◆ Instructions to follow ◆
Return exactly the lines from the "Convert this screenshot" line through the last line of the entries below. Include no pictures.

◆ Materials provided ◆
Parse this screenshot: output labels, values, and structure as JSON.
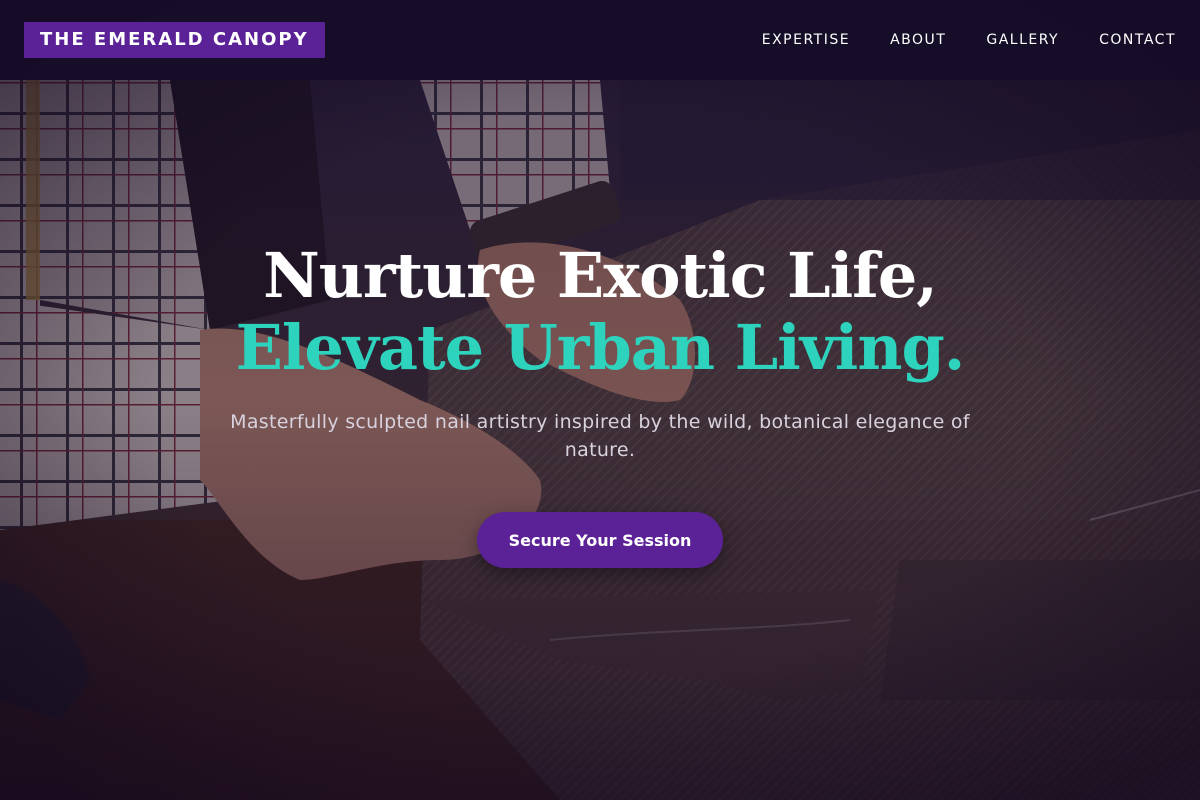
{
  "header": {
    "logo": "THE EMERALD CANOPY",
    "nav": [
      "EXPERTISE",
      "ABOUT",
      "GALLERY",
      "CONTACT"
    ]
  },
  "hero": {
    "headline_line1": "Nurture Exotic Life,",
    "headline_line2": "Elevate Urban Living.",
    "subtitle": "Masterfully sculpted nail artistry inspired by the wild, botanical elegance of nature.",
    "cta_label": "Secure Your Session"
  },
  "colors": {
    "brand_purple": "#5b2196",
    "accent_teal": "#2ed3bd",
    "header_bg": "#160c28"
  }
}
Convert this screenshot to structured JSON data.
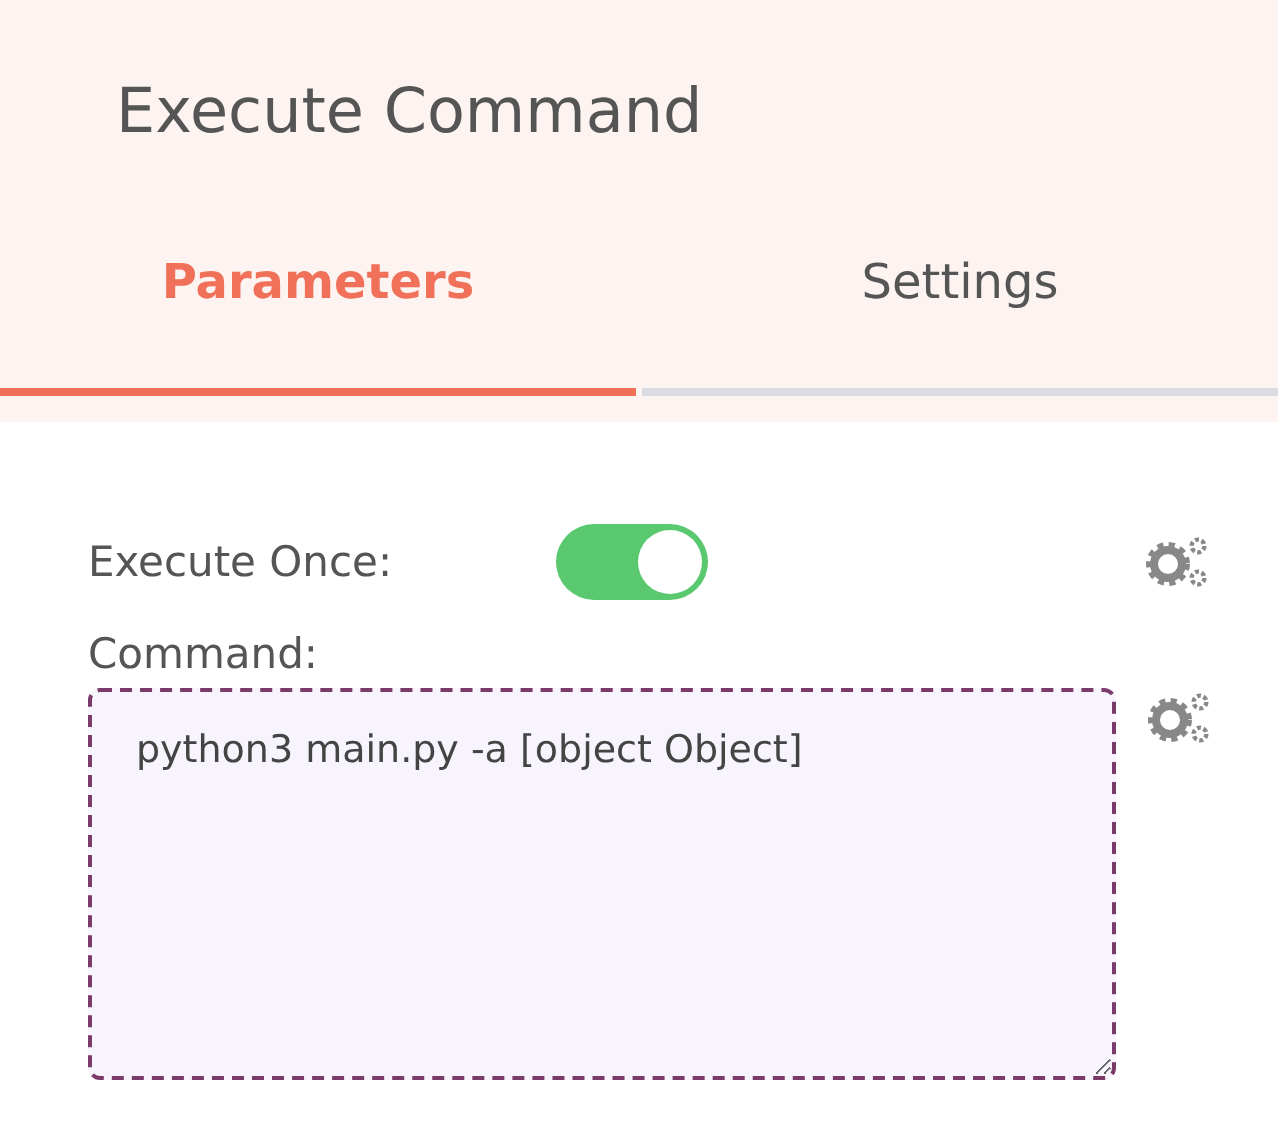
{
  "window": {
    "title": "Execute Command"
  },
  "tabs": [
    {
      "label": "Parameters",
      "selected": true
    },
    {
      "label": "Settings",
      "selected": false
    }
  ],
  "parameters": [
    {
      "kind": "toggle",
      "label": "Execute Once:",
      "on": true
    },
    {
      "kind": "text",
      "label": "Command:",
      "value": "python3 main.py -a [object Object]"
    }
  ]
}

◆ Solution for this exercise ◆
Convert this screenshot to structured JSON data.
{
  "window": {
    "title": "Execute Command"
  },
  "tabs": [
    {
      "label": "Parameters",
      "selected": true
    },
    {
      "label": "Settings",
      "selected": false
    }
  ],
  "parameters": [
    {
      "kind": "toggle",
      "label": "Execute Once:",
      "on": true
    },
    {
      "kind": "text",
      "label": "Command:",
      "value": "python3 main.py -a [object Object]"
    }
  ]
}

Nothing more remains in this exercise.